Journalism in the Bay Area has been in decline for many years, with corporate consolidations, shrinking newsrooms, declining print readership, and struggles with how to pay full-time reporters when content is offered free-of-charge on the Internet. And with its waning institutional strength, the Fourth Estate has lost some of its ability to watchdog the powerful, creating a dangerous situation in a country founded on the belief that a free press is an essential safeguard of liberty and fairness.Read more »
The Bay Citizen and Center for Investigative Journalism have formally announced their intent to merge under the leadership of Phil Bronstein, who plans to cut almost $2 million from the combined newsrooms. As I wrote last week: How can this possibly be good for local journalism? It will take 30 days to seal the deal and we'll have more reporting and analysis in the coming weeks.
I spent my lunch hour yesterday indulging in what media critics say could soon be a lost experience: reading the first print issue of a newspaper.
As I turned the pages of a pilot print edition of the San Francisco Public Press, which has been in existence online since March 2009, I was surrounded by folks who were tapping out messages on plastic coated cell phones or sitting scrunched at table trying to read stuff on laptops. Read more »
The Federal Communications Commission filed a Notice of Inquiry on May 25 asking for public input on its changing media ownership rules. Citizens concerned about proposals to expand corporate control of local television, radio, and print should submit their views within 30 days via the FCC website. The list of 107 topics can be found here, along with Commissioner's statements outlining the intent and scope of the rules and comments. Read more »
The great public-interest journalist Bill Moyers, 75, ended his long-running Journal program on Friday with a warning: Plutocracy and democracy don’t mix. And these days, it appears that the former has all but destroyed the latter, turning American democracy into a cruel and deceptive farce. Read more »
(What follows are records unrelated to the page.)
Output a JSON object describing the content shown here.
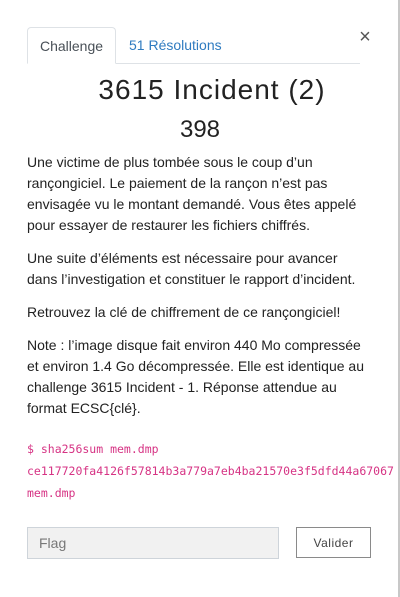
{
  "tabs": {
    "challenge": "Challenge",
    "solves": "51 Résolutions"
  },
  "close_symbol": "×",
  "challenge": {
    "name": "3615 Incident (2)",
    "value": "398",
    "description": [
      "Une victime de plus tombée sous le coup d’un rançongiciel. Le paiement de la rançon n’est pas envisagée vu le montant demandé. Vous êtes appelé pour essayer de restaurer les fichiers chiffrés.",
      "Une suite d’éléments est nécessaire pour avancer dans l’investigation et constituer le rapport d’incident.",
      "Retrouvez la clé de chiffrement de ce rançongiciel!",
      "Note : l’image disque fait environ 440 Mo compressée et environ 1.4 Go décompressée. Elle est identique au challenge 3615 Incident - 1. Réponse attendue au format ECSC{clé}."
    ],
    "code_lines": [
      "$ sha256sum mem.dmp",
      "ce117720fa4126f57814b3a779a7eb4ba21570e3f5dfd44a67067",
      "mem.dmp"
    ]
  },
  "form": {
    "flag_placeholder": "Flag",
    "flag_value": "",
    "submit_label": "Valider"
  }
}
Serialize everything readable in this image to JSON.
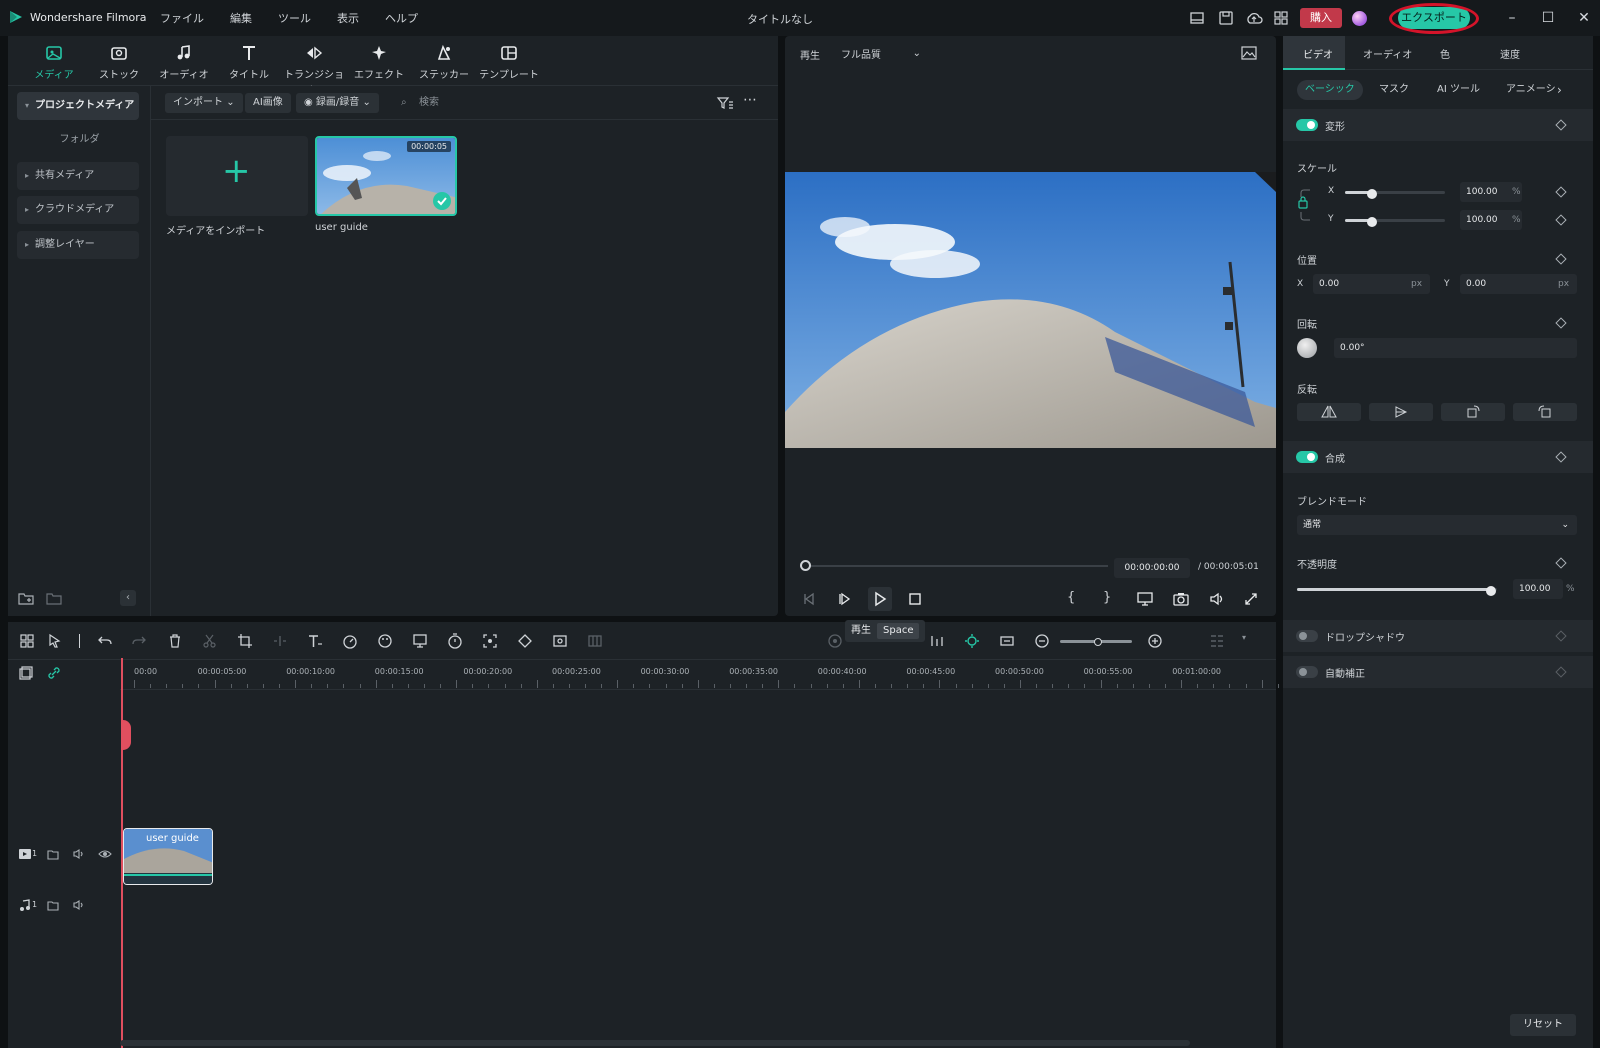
{
  "app": {
    "name": "Wondershare Filmora",
    "window_title": "タイトルなし",
    "menu": [
      "ファイル",
      "編集",
      "ツール",
      "表示",
      "ヘルプ"
    ],
    "buy_label": "購入",
    "export_label": "エクスポート"
  },
  "top_tabs": [
    {
      "label": "メディア",
      "icon": "media-icon"
    },
    {
      "label": "ストック",
      "icon": "stock-icon"
    },
    {
      "label": "オーディオ",
      "icon": "music-note-icon"
    },
    {
      "label": "タイトル",
      "icon": "title-text-icon"
    },
    {
      "label": "トランジション",
      "icon": "transition-icon"
    },
    {
      "label": "エフェクト",
      "icon": "effect-sparkle-icon"
    },
    {
      "label": "ステッカー",
      "icon": "sticker-icon"
    },
    {
      "label": "テンプレート",
      "icon": "template-icon"
    }
  ],
  "sidebar": {
    "project_media": "プロジェクトメディア",
    "folder": "フォルダ",
    "items": [
      "共有メディア",
      "クラウドメディア",
      "調整レイヤー"
    ]
  },
  "media_toolbar": {
    "import": "インポート",
    "ai_image": "AI画像",
    "record": "録画/録音",
    "search_placeholder": "検索"
  },
  "media_items": {
    "import_label": "メディアをインポート",
    "clip_label": "user guide",
    "clip_duration": "00:00:05"
  },
  "preview": {
    "play_label": "再生",
    "quality": "フル品質",
    "current_time": "00:00:00:00",
    "total_time": "/ 00:00:05:01",
    "tooltip_label": "再生",
    "tooltip_key": "Space"
  },
  "inspector": {
    "tabs": [
      "ビデオ",
      "オーディオ",
      "色",
      "速度"
    ],
    "sub_tabs": [
      "ベーシック",
      "マスク",
      "AI ツール",
      "アニメーシ"
    ],
    "transform": "変形",
    "scale": "スケール",
    "x": "X",
    "y": "Y",
    "scale_x_value": "100.00",
    "scale_y_value": "100.00",
    "percent": "%",
    "position": "位置",
    "pos_x_value": "0.00",
    "pos_y_value": "0.00",
    "px": "px",
    "rotation": "回転",
    "rotation_value": "0.00°",
    "flip": "反転",
    "composite": "合成",
    "blend_mode": "ブレンドモード",
    "blend_value": "通常",
    "opacity": "不透明度",
    "opacity_value": "100.00",
    "drop_shadow": "ドロップシャドウ",
    "auto_enhance": "自動補正",
    "reset": "リセット"
  },
  "timeline": {
    "ruler": [
      "00:00",
      "00:00:05:00",
      "00:00:10:00",
      "00:00:15:00",
      "00:00:20:00",
      "00:00:25:00",
      "00:00:30:00",
      "00:00:35:00",
      "00:00:40:00",
      "00:00:45:00",
      "00:00:50:00",
      "00:00:55:00",
      "00:01:00:00"
    ],
    "video_track_num": "1",
    "audio_track_num": "1",
    "clip_name": "user guide"
  },
  "colors": {
    "accent": "#26c7a7",
    "buy": "#c2394a",
    "playhead": "#e04f5f",
    "highlight_ring": "#d4142a"
  }
}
American journalism’s biggest awards, the Pulitzer Prizes, were awarded today and among the honorees was a nonprofit newsroom, Pro Publica, which was recognized for groundbreaking work that it did on the aftermath of Hurricane Katrina.Read more »
Hank Plante ends a three-decade run as a political journalist with tonight’s (March 24) broadcast of the CBS 5 Eyewitness News, where he has worked since 1986 after starting his career with newspapers in Washington DC. So we took the occasion to talk politics with him, learning that his loyalties lie downtown.Read more »